Find each line below where the word "Withdraw" occurs, and copy it.

(Records excerpted from a collection):
◇ ◇ ◇

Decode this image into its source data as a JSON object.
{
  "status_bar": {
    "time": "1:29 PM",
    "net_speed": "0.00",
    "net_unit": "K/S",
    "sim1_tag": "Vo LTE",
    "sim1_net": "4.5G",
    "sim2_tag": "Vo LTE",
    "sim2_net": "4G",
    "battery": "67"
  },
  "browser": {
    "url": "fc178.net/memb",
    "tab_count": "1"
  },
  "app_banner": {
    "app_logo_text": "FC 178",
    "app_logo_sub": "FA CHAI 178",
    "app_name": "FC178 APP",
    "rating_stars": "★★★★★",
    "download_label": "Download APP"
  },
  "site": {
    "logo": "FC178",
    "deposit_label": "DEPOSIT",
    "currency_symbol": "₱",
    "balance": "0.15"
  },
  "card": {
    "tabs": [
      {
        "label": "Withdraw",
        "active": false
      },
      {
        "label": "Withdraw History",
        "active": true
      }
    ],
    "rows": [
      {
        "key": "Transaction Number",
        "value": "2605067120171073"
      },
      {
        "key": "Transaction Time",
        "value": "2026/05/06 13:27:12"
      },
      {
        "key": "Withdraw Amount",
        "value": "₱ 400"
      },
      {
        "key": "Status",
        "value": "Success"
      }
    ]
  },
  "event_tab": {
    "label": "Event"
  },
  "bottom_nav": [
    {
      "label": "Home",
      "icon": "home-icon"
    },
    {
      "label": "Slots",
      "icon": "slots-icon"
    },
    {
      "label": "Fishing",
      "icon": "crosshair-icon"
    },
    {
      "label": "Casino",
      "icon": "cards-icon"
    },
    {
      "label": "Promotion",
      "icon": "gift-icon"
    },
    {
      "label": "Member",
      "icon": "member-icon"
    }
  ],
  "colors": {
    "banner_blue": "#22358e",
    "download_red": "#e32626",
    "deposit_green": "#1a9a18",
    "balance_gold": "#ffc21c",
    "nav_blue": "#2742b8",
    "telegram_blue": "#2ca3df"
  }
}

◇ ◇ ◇

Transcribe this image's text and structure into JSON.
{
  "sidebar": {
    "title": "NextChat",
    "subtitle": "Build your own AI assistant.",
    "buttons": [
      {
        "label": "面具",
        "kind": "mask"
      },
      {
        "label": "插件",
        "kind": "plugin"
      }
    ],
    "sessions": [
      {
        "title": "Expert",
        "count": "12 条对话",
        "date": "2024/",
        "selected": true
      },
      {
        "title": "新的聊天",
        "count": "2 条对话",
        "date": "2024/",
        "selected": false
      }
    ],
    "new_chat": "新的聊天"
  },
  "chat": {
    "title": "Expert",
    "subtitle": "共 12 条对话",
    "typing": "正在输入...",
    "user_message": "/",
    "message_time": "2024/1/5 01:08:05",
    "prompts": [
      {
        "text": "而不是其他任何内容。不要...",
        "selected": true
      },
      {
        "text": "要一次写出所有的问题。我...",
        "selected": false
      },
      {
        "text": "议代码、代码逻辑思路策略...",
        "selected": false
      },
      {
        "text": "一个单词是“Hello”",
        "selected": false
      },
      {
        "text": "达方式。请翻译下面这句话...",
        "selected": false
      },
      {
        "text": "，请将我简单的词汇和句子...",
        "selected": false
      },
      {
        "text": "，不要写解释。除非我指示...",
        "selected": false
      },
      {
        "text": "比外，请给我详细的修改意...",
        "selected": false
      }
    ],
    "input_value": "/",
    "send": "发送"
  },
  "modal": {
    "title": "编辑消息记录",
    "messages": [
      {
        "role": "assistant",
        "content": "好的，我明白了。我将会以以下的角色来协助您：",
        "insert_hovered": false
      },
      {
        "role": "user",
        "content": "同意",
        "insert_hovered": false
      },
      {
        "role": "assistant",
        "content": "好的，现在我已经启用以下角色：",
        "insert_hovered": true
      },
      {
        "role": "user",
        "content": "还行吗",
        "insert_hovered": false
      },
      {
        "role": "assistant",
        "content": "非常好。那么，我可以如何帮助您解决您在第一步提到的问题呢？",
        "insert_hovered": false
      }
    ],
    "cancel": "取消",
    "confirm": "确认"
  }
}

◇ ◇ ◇

(Exercise response):
        "label": "Withdraw",
        "label": "Withdraw History",
        "key": "Withdraw Amount",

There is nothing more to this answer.